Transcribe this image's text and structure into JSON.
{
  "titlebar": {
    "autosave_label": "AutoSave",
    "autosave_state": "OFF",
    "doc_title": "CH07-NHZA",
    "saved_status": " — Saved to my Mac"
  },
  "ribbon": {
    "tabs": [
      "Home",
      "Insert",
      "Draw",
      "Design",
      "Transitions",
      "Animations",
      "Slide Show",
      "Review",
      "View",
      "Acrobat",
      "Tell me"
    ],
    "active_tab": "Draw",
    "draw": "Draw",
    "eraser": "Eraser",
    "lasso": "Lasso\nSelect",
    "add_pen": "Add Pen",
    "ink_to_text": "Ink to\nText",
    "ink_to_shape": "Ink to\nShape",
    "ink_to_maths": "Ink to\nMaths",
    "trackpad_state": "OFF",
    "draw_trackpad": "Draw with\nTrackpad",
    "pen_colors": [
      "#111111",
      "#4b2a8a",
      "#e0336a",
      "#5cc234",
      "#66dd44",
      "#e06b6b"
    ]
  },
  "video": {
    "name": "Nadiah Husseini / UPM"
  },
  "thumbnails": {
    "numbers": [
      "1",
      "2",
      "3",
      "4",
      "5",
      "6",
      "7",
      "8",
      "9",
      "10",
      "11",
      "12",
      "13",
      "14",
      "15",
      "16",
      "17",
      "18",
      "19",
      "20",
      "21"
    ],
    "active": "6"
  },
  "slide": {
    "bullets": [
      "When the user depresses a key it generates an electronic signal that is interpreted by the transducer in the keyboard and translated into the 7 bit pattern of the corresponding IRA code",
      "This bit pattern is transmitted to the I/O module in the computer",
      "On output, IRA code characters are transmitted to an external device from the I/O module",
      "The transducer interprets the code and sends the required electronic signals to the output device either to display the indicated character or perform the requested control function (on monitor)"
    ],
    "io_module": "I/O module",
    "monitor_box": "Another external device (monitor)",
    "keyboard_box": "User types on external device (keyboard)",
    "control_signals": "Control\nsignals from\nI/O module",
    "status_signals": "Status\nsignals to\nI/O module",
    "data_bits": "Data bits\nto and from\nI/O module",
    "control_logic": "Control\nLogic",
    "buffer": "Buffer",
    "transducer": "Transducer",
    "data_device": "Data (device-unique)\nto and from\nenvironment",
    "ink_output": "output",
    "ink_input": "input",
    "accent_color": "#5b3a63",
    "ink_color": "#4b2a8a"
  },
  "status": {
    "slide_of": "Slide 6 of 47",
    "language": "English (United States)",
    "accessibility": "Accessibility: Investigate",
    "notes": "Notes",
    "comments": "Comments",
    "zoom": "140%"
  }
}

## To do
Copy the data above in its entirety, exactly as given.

## Response to the exercise
Transcribe this image's text and structure into JSON.
{
  "titlebar": {
    "autosave_label": "AutoSave",
    "autosave_state": "OFF",
    "doc_title": "CH07-NHZA",
    "saved_status": " — Saved to my Mac"
  },
  "ribbon": {
    "tabs": [
      "Home",
      "Insert",
      "Draw",
      "Design",
      "Transitions",
      "Animations",
      "Slide Show",
      "Review",
      "View",
      "Acrobat",
      "Tell me"
    ],
    "active_tab": "Draw",
    "draw": "Draw",
    "eraser": "Eraser",
    "lasso": "Lasso\nSelect",
    "add_pen": "Add Pen",
    "ink_to_text": "Ink to\nText",
    "ink_to_shape": "Ink to\nShape",
    "ink_to_maths": "Ink to\nMaths",
    "trackpad_state": "OFF",
    "draw_trackpad": "Draw with\nTrackpad",
    "pen_colors": [
      "#111111",
      "#4b2a8a",
      "#e0336a",
      "#5cc234",
      "#66dd44",
      "#e06b6b"
    ]
  },
  "video": {
    "name": "Nadiah Husseini / UPM"
  },
  "thumbnails": {
    "numbers": [
      "1",
      "2",
      "3",
      "4",
      "5",
      "6",
      "7",
      "8",
      "9",
      "10",
      "11",
      "12",
      "13",
      "14",
      "15",
      "16",
      "17",
      "18",
      "19",
      "20",
      "21"
    ],
    "active": "6"
  },
  "slide": {
    "bullets": [
      "When the user depresses a key it generates an electronic signal that is interpreted by the transducer in the keyboard and translated into the 7 bit pattern of the corresponding IRA code",
      "This bit pattern is transmitted to the I/O module in the computer",
      "On output, IRA code characters are transmitted to an external device from the I/O module",
      "The transducer interprets the code and sends the required electronic signals to the output device either to display the indicated character or perform the requested control function (on monitor)"
    ],
    "io_module": "I/O module",
    "monitor_box": "Another external device (monitor)",
    "keyboard_box": "User types on external device (keyboard)",
    "control_signals": "Control\nsignals from\nI/O module",
    "status_signals": "Status\nsignals to\nI/O module",
    "data_bits": "Data bits\nto and from\nI/O module",
    "control_logic": "Control\nLogic",
    "buffer": "Buffer",
    "transducer": "Transducer",
    "data_device": "Data (device-unique)\nto and from\nenvironment",
    "ink_output": "output",
    "ink_input": "input",
    "accent_color": "#5b3a63",
    "ink_color": "#4b2a8a"
  },
  "status": {
    "slide_of": "Slide 6 of 47",
    "language": "English (United States)",
    "accessibility": "Accessibility: Investigate",
    "notes": "Notes",
    "comments": "Comments",
    "zoom": "140%"
  }
}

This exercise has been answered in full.